The new model will initially be offered in overseas markets from October. Offering an integrated, easily mountable, and detachable solution, thus enabling compatibility with numerous car types, the new model is expected to be deployable in a wide range of applications, such as autonomous driving systems and the precise surveying of infrastructure. The company intends to develop business overseas and also expects to release this system in Japan by the year 2017.
The detachable roof-mounted main unit is smaller and lighter than existing models while maintaining the same level of accuracy, allowing broader usage and mounting on a variety of car types. Its improved portability will also facilitate periodic maintenance and inspection.
The previous model required various equipment to be set up inside the vehicle. Integrating this equipment results in a reduction in power consumption, increased operability and more efficient collection of data. Improvement in operability and easier data portability are achieved through the combination of monitors and keyboards with a high-performance laptop and the utilization of high-speed USB connectivity.
Additional software reduces the number of on-roof equipment, while retaining similar capabilities to those of the current model but with lower power consumption, making it possible to power the system from the in-car cigarette lighter socket. The integration of in-vehicle equipment enables simplified wiring, leading to easier installation and more convenient operation.
One market where the company expects to introduce the new system is Korea, where, similarly to Japan, autonomous driving projects are currently under development, resulting in increased demand for the MMS technology that creates the high precision 3D maps needed to support autonomous driving. The system will also make use of Japan’s Quasi-Zenith Satellite System (QZSS), which will commence full service in 2018.

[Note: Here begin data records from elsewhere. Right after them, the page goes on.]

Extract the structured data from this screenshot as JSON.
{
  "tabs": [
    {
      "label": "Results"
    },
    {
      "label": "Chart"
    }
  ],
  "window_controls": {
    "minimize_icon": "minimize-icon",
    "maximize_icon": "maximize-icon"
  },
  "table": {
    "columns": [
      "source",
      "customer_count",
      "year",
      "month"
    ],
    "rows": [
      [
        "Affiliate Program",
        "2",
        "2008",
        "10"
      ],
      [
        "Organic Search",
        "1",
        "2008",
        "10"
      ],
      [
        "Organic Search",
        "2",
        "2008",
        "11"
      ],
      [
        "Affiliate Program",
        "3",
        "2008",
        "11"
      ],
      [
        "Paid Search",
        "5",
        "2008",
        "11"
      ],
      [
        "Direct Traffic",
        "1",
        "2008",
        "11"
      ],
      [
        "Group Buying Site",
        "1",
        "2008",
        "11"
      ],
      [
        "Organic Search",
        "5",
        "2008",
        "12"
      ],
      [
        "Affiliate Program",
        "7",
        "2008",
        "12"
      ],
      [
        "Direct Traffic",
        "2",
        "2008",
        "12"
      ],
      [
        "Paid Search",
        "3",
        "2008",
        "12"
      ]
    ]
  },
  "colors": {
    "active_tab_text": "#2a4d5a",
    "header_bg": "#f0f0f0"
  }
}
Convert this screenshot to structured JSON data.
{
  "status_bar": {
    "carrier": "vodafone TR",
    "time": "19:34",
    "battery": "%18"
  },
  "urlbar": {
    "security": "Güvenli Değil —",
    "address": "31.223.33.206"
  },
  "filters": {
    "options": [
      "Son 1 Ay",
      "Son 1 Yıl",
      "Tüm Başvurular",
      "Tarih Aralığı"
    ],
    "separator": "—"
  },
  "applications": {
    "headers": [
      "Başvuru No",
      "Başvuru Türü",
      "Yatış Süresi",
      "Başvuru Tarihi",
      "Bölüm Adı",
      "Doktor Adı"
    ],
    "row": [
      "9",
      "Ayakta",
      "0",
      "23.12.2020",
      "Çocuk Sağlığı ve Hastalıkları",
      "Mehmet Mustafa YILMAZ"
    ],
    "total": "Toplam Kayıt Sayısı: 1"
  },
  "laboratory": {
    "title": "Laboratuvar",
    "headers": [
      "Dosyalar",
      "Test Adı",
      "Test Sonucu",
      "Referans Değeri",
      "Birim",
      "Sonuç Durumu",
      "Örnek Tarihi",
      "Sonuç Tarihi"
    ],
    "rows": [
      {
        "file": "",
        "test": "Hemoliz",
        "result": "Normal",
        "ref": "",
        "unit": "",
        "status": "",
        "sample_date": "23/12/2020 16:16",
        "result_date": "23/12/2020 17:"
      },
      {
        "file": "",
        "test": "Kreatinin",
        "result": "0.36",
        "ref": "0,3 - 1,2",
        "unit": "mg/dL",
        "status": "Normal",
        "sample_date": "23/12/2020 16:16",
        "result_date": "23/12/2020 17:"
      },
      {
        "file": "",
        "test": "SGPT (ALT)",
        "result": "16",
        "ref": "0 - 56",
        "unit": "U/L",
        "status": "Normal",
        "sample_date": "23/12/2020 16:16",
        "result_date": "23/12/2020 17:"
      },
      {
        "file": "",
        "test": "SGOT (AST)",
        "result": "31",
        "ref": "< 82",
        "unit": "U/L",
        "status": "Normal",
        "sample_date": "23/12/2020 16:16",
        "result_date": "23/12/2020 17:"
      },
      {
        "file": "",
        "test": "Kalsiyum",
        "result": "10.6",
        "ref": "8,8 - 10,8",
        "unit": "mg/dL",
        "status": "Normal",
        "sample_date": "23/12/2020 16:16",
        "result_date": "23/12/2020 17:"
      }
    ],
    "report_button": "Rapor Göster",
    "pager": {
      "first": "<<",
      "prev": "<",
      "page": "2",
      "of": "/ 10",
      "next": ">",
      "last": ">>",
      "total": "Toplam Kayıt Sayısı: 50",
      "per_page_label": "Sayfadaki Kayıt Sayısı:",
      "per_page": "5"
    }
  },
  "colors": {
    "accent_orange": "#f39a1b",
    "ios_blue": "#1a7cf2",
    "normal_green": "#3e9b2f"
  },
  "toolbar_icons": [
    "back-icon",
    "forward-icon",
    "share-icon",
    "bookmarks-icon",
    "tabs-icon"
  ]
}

The QZSS will be formed from a constellation of Japan’s positioning satellites, developed by Mitsubishi Electric, which will be in geosynchronous orbit with an inclination of 45 degrees in order to pass near their zenith over Japan and also pass above the Asia-Oceania region, thus providing seamless service regardless of geography. They will significantly improve the accuracy of positioning in areas where signals from GPS satellites cannot be clearly received due to skyscrapers or natural terrain.